The officials also said that their initial estimates on how many people are eligible nationwide may have been exaggerated and that in the Washington area the majority of illegal aliens may not qualify.

"Our estimates could be wrong because it was just a guess," said Richard L. Kenney, a spokesman for the INS who attended a news conference yesterday at the legalization center in Arlington. The figures "were not based on any reliable data or figures. The illegal community has always been difficult to define."

Estimates on the number of illegal residents in the Washington area range from 80,000 to 200,000. Government and community social workers believe that the majority of them, mostly Salvadorans, came to the area after 1982 because of the war there.

Under the Immigration and Reform Control Act of 1986, signed by President Reagan last November, people who have lived in the United States since Jan. 1, 1982, have a year, beginning May 5, to apply for a temporary work permit and start the process toward permanent residence.

Yesterday's news conference was planned in an attempt "to overcome this supposed feeling of fear that the applicants have" in applying for amnesty, said Robert B. Neptune, INS district director for D.C. and Virginia. (Maryland is in another jurisdiction.) Fourteen recently legalized immigrants were introduced at the conference, though they did not make any statements.

Immigration officials said that, nationwide, 834,849 applications have been accepted, including 307,000 in INS offices in Los Angeles, 54,634 in San Francisco, 42,874 in Chicago, 34,065 in New York and 21,946 in New York City.

Once an application is accepted, illegal immigrants are given a temporary work permit pending final approval of the application, which takes about 90 days. After that they are given a temporary residence card and may then be eligible for permanent residence, and eventually U.S. citizenship.

Immigration officials planned initially to accommodate about 4 million people.

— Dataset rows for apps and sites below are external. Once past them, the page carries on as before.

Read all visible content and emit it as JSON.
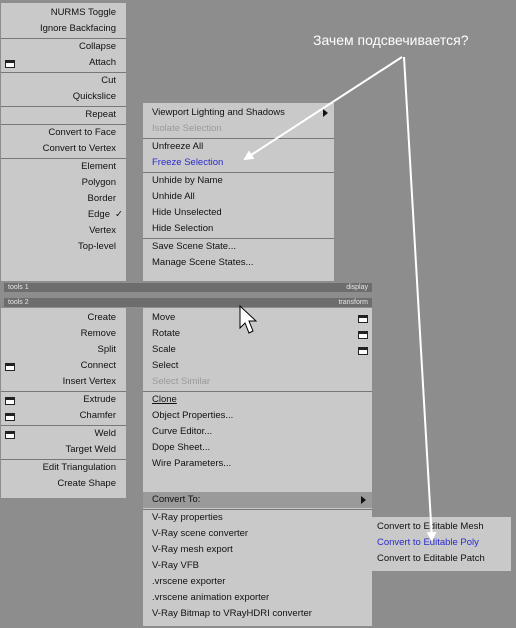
{
  "annotation": "Зачем подсвечивается?",
  "bars": {
    "tools1_left": "tools 1",
    "tools1_right": "display",
    "tools2_left": "tools 2",
    "tools2_right": "transform"
  },
  "left_menu": {
    "items": [
      "NURMS Toggle",
      "Ignore Backfacing",
      "Collapse",
      "Attach",
      "Cut",
      "Quickslice",
      "Repeat",
      "Convert to Face",
      "Convert to Vertex",
      "Element",
      "Polygon",
      "Border",
      "Edge",
      "Vertex",
      "Top-level"
    ],
    "edge_check": "✓"
  },
  "left_menu2": {
    "items": [
      "Create",
      "Remove",
      "Split",
      "Connect",
      "Insert Vertex",
      "Extrude",
      "Chamfer",
      "Weld",
      "Target Weld",
      "Edit Triangulation",
      "Create Shape"
    ]
  },
  "right_top": {
    "items": [
      "Viewport Lighting and Shadows",
      "Isolate Selection",
      "Unfreeze All",
      "Freeze Selection",
      "Unhide by Name",
      "Unhide All",
      "Hide Unselected",
      "Hide Selection",
      "Save Scene State...",
      "Manage Scene States..."
    ]
  },
  "right_bottom": {
    "items": [
      "Move",
      "Rotate",
      "Scale",
      "Select",
      "Select Similar",
      "Clone",
      "Object Properties...",
      "Curve Editor...",
      "Dope Sheet...",
      "Wire Parameters...",
      "Convert To:",
      "V-Ray properties",
      "V-Ray scene converter",
      "V-Ray mesh export",
      "V-Ray VFB",
      ".vrscene exporter",
      ".vrscene animation exporter",
      "V-Ray Bitmap to VRayHDRI converter"
    ]
  },
  "submenu": {
    "items": [
      "Convert to Editable Mesh",
      "Convert to Editable Poly",
      "Convert to Editable Patch"
    ]
  }
}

They now expect no more than 2 million.

Community groups helping immigrants here through the legalization process said they are not surprised by the low figure announced yesterday.

"It's really a very poor showing," said the Rev. Kevin Farrell, director of Centro Catolico Hispano, a nonprofit social service agency serving the Spanish-speaking community in the District. "The question is not where these people are, the question is how we ever made that estimate" of who would be eligible.

Farrell estimated that 90 percent of the 28,000 Spanish-speaking immigrants whom the group served last year would not qualify for amnesty. "Only one out of seven people who walk through our doors now can apply," he said.

Enid Gonzalez, director of El Rescate Nova, an Arlington-based organization serving Hispanic immigrants, said the complexity of the application form also has deterred many from applying. "Every single application is so complicated and there are so many exceptions," she said.